During Minnesota's fantastic four game B1G win streak we've given plenty of credit where credit is due: the coaching staff, the offense, the defense, David Cobb, Philip Nelson, Ra'Shede Hageman, GOLDEN-I (FYI to Black Shoe Diaries- it IS a thing and it's happening) and, of course, a heavy dose of shits and motions.
So today, let's talk about some of the less heralded or obvious players, groups and factors that have contributed to Minnesota's success- their Special Teams. Under the tutelage of Special Teams coach Jay Sawvel and Special Teams Quality Control Jay Nunez, this group has indeed been special. Punter Peter Mortell has won the conference's Special Teams Player of the Week award the past two weeks, and has perhaps the best chance of any Gopher player- even Hageman- to be named All-Conference this season. The Gophers have had terrible punting for the past few years, and in his first year as a starter the redshirt sophomore has stabilized a vital and important position on Jerry Kill's football team. Kill heavily emphasizes field position as a key to success, and we've seen it in the past four games.
When the Gophers bring in Mortell, he's done a fantastic job of pinning the opposition deep, and giving the other team tough field position to start drives on. In the win over Penn State the Nittany Lions began a drive in Minnesota territory only once (from a third quarter fumble), and otherwise never started a drive beyond their own 39 yard line. In what was a punt-astic second half Penn State began three of their fives drives inside their own 15 at their own 1, 2 and 12 yard lines.

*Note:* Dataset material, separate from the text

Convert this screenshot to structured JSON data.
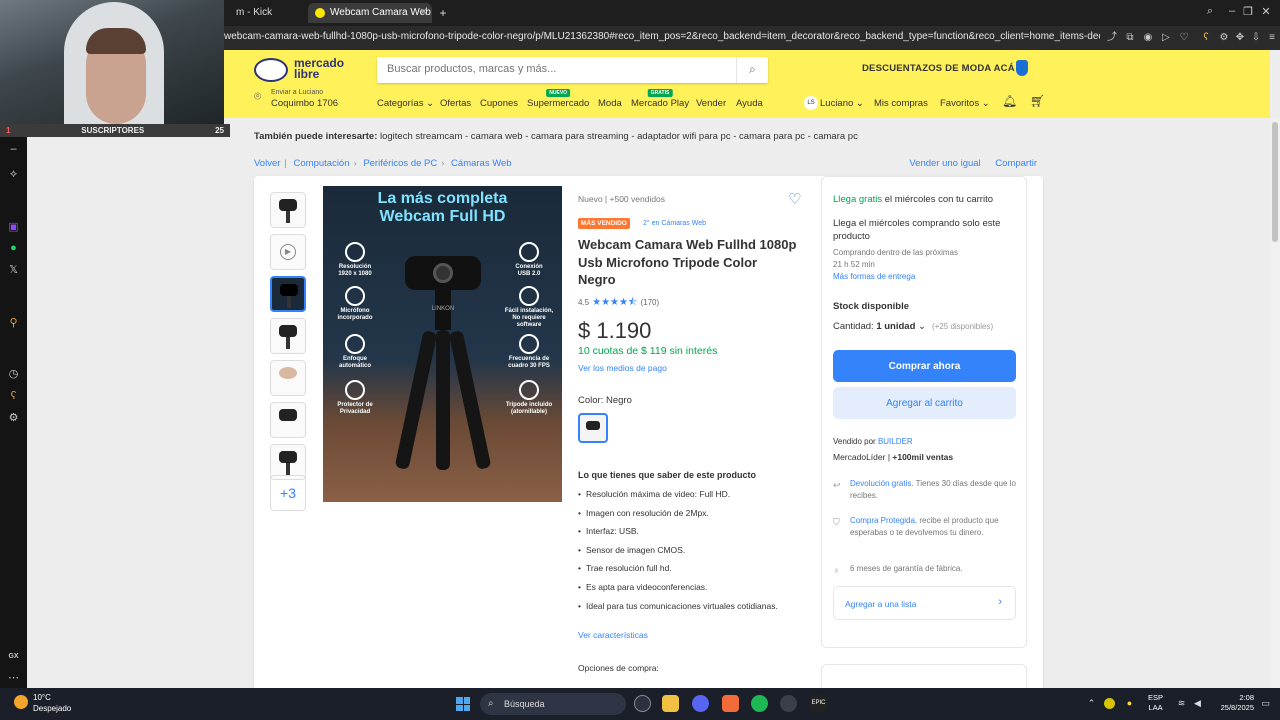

All of those came off Mortell punts, including a 62 yard bomb in the third quarter that was downed at the PSU 2 yard line.
As good as Mortell has been, a punter can drop all the punts he wants inside the 10 yard line, but you also need excellent coverage teams to get down to it, and Minnesota has had that too. The punt coverage group has just gets better and better as the season goes on, and it's fun that I don't get the shakes anymore when Minnesota brings in the punting unit. Perhaps you've been able to block it from your memory, but it wasn't long ago that when the Gophers brought out the punting group on fourth down, the ball was just as likely to end up shanked 15 yards downfield as it was to be downed inside the 20. From 2010-2012 the Gophers were worst or second worst in the conference in punting average, and because of a, um, "still developing" offense, it wasn't like they were lacking in opportunities. So if you feel like the punting this season is drastically better, it's because it is.
The kicking game has also been much improved. Senior Chris Hawthorne has returned to the form he showed in 2011 when he was 6-9 on field goals and 14-15 on PAT's before a leg injury ended his season after only seven games. Before this year that was the only season since 2009 when the Gophers weren't one of the worst field goal kicking teams in the Big Ten. Yes, Hawthorne was a little shaky to start as he missed three extra points in his first four games, but he's been pretty much automatic in conference play as he hasn't missed an extra point and is 7 for 8 on field goal attempts. In 10 games overall he's made 12 of 15 field goals, and his 80% success rate is second amongst B1G kickers with at least 10 attempts. This week it was also announced Hawthorne is a finalist for the Wuerffel Trophy, a national award that "honors the college football player who best combines exemplary community service with outstanding academic and athletic achievement."
Hawthorne, who is an Academic All-Big Ten honoree, has completed nearly 200 documented hours of community service since Sept. 2009 and has volunteered countless more as he continues to give back to those around him. In addition, Hawthorne has been a driving force behind Minnesota’s upcoming Unlimited Dance Marathon, which will benefit Amplatz Children's Hospital. Hawthorne is also the Big Ten Conference representative for the Division I Student-Athlete Advisory Committee, becoming the first Gopher to hold this position.
Very, very cool, and obviously an even better person than football player.
The Gopher special teams have been improved in the return game as they're currently third in the B1G in kick return yard average at 23.4 and sixth in punt return average of 10.3. They're also the only team in the conference to return a kick and punt for a touchdown this season, both of which were housed by junior Marcus Jones. His 26.3 yard average per return on kickoffs is fourth in the B1G, and his 13.8 yd avg on punt returns would rank second, but with only eight punt returns he doesn't have enough to yet qualify. Senior Derek Engel took over the punt return duties the past four games and has been very reliable fielding punts while Jones and Antonio Johnson (five returns for 143 yds- a 28.6 yd avg) continue to be a threat to score returning kicks.
We already mentioned how well the punt coverage group has done, and the kickoff coverage unit has been solid as well. It ranks sixth in the B1G with a net average of 40.2 yards
per return, up only slightly from last season's 5th ranking with 39.7. Hawthorne has been booming 'em off the tee as well, as his average kickoff distance of 62.5 yards is fourth longest in the conference.
The 2013 season has shown improvement on offense and defense, but today's let's recognize the big improvement we've seen on special teams. The coaches have been working hard to turn this into a strength instead of a weakness, and they've played a big part in Minnesota's four game conference winning streak, and will be an important factor in bringing back The Axe next Saturday.